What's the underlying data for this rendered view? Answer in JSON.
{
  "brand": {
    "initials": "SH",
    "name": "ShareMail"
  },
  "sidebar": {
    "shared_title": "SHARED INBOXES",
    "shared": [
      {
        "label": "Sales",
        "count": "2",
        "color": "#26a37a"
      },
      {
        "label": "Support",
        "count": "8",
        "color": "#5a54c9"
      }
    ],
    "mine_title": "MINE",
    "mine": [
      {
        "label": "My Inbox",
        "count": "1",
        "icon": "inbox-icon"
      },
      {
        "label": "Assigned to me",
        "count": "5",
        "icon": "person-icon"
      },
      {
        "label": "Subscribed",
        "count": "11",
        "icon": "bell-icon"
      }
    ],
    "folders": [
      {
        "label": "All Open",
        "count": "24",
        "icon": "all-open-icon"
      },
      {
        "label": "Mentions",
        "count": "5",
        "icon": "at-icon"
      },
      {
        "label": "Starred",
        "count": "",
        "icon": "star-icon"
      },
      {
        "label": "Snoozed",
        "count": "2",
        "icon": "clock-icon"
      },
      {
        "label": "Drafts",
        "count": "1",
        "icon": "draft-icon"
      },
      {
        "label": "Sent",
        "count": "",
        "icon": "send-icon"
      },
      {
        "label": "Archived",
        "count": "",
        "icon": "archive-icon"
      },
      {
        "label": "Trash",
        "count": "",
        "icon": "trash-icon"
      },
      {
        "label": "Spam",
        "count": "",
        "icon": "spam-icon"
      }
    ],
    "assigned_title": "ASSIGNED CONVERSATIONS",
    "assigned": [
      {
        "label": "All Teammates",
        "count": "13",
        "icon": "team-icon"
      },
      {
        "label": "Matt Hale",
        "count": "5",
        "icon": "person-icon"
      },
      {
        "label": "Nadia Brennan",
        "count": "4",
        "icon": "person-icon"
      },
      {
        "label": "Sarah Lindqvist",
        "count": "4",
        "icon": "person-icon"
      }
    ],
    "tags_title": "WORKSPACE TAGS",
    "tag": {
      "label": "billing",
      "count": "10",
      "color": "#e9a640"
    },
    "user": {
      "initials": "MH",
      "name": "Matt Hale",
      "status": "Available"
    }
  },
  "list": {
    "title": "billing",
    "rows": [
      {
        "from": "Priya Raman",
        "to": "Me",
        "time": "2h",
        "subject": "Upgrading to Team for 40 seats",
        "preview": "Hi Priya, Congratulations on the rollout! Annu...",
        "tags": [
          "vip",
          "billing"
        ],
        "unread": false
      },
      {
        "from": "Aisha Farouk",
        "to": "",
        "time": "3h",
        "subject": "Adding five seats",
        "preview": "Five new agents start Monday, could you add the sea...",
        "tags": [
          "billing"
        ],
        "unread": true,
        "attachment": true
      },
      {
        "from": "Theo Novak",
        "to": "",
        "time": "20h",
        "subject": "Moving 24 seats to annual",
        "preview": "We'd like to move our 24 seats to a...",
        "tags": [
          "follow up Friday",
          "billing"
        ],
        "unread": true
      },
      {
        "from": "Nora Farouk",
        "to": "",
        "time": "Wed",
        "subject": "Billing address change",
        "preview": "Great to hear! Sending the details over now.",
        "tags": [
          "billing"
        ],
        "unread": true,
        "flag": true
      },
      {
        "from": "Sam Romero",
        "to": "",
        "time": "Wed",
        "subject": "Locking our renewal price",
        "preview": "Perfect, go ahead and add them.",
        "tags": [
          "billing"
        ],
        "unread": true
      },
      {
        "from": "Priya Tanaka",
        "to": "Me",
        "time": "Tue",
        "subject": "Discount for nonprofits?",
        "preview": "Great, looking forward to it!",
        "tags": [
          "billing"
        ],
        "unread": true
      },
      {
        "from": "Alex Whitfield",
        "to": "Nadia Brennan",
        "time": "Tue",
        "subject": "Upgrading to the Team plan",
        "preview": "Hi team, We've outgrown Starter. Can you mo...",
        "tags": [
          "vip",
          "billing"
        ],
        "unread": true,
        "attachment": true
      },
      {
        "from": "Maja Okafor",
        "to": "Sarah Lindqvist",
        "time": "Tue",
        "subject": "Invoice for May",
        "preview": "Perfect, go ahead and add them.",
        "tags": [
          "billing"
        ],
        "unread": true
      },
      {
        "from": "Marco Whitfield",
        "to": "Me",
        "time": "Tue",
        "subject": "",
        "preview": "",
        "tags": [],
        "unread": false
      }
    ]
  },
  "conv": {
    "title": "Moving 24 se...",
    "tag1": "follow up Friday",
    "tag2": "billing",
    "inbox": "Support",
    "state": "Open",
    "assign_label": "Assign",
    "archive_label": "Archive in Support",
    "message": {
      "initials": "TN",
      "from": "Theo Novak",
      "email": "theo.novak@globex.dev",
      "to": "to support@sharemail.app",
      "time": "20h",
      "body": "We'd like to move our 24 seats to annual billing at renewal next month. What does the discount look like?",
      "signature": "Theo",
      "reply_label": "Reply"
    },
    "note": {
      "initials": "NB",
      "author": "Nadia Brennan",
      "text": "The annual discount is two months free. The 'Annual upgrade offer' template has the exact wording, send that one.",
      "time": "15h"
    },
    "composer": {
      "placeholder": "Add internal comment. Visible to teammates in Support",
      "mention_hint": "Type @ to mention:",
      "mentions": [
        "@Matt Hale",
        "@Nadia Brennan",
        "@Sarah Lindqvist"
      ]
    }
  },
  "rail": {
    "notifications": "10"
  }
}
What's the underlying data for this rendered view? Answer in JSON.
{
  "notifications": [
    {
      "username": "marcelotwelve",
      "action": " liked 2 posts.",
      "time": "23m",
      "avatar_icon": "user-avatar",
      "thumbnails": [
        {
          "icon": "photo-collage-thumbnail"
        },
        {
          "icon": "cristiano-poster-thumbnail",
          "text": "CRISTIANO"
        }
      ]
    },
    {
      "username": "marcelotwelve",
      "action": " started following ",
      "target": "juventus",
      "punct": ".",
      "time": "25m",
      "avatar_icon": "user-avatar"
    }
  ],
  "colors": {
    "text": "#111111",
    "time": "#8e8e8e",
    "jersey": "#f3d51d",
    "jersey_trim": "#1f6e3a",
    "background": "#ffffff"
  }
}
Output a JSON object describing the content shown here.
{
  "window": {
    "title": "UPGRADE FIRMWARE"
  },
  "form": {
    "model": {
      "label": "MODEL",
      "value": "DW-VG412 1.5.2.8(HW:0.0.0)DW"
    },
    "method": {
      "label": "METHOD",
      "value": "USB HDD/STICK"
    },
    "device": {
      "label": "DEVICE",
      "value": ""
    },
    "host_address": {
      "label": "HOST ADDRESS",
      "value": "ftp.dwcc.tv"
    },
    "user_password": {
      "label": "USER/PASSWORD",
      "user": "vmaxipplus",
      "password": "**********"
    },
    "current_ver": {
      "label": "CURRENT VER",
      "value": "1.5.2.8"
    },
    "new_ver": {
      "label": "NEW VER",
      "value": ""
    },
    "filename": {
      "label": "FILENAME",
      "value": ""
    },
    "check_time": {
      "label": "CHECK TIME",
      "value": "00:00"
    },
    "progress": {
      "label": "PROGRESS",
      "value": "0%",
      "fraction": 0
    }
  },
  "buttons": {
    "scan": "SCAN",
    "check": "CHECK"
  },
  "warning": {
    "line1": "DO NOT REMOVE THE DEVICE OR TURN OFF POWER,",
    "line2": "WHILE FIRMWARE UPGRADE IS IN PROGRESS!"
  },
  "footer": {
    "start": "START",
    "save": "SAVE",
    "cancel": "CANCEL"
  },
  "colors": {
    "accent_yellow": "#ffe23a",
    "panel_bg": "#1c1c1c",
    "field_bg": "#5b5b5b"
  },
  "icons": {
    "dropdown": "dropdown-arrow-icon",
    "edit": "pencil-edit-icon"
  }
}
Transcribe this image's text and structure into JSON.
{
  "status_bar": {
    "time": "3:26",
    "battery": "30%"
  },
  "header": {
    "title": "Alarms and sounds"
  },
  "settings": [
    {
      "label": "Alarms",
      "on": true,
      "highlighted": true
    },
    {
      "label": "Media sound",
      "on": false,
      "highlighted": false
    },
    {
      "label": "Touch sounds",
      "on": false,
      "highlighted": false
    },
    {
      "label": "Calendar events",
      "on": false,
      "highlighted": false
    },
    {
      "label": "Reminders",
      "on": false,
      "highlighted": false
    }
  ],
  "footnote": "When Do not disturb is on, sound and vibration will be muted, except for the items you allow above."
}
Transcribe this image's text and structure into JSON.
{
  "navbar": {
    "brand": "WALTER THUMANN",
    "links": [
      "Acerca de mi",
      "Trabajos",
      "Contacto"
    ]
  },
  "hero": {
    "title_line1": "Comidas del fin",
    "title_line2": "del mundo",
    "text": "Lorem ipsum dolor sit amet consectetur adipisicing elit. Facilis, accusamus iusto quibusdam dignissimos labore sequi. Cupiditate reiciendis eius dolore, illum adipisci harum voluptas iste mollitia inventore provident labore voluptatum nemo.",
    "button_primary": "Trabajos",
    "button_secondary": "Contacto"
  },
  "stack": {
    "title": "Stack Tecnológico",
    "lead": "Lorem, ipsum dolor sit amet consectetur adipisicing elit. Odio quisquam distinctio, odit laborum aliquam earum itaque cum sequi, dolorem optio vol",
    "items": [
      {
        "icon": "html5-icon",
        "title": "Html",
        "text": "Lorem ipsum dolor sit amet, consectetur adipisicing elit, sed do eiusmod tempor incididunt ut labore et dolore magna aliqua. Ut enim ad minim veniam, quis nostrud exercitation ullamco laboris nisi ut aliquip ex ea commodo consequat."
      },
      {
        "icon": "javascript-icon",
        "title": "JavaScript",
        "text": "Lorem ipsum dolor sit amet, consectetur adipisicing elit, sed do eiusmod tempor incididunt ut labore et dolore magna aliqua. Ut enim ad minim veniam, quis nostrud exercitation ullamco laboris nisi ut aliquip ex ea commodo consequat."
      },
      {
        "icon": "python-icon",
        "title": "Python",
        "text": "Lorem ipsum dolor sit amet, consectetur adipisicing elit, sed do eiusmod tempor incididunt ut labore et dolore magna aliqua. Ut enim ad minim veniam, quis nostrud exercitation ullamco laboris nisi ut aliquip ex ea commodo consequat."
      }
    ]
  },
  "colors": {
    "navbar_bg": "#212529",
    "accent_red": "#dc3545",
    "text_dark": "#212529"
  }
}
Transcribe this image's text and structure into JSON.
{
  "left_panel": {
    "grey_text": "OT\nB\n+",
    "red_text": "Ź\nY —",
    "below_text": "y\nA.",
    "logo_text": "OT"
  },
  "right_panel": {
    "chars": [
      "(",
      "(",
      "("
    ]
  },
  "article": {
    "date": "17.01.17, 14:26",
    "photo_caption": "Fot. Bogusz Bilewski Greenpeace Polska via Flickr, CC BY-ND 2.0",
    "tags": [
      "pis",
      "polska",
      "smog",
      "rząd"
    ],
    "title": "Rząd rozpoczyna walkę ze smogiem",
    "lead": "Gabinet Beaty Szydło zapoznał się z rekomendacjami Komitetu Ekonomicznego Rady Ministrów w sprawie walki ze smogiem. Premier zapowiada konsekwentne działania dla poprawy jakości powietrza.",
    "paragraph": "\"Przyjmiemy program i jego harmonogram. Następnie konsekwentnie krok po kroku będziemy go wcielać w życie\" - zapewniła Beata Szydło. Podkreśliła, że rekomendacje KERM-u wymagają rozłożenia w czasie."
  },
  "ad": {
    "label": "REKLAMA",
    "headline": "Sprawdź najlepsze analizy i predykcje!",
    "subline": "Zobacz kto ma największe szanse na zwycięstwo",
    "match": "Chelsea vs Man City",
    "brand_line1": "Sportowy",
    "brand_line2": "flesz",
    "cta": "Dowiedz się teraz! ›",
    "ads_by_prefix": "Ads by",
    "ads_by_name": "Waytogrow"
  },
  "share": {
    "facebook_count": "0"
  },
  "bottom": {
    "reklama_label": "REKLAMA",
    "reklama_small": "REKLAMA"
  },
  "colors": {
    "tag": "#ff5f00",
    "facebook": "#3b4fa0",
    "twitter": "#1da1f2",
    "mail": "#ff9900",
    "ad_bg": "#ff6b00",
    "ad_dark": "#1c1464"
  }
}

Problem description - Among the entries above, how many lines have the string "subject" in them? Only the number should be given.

Expected answer - 9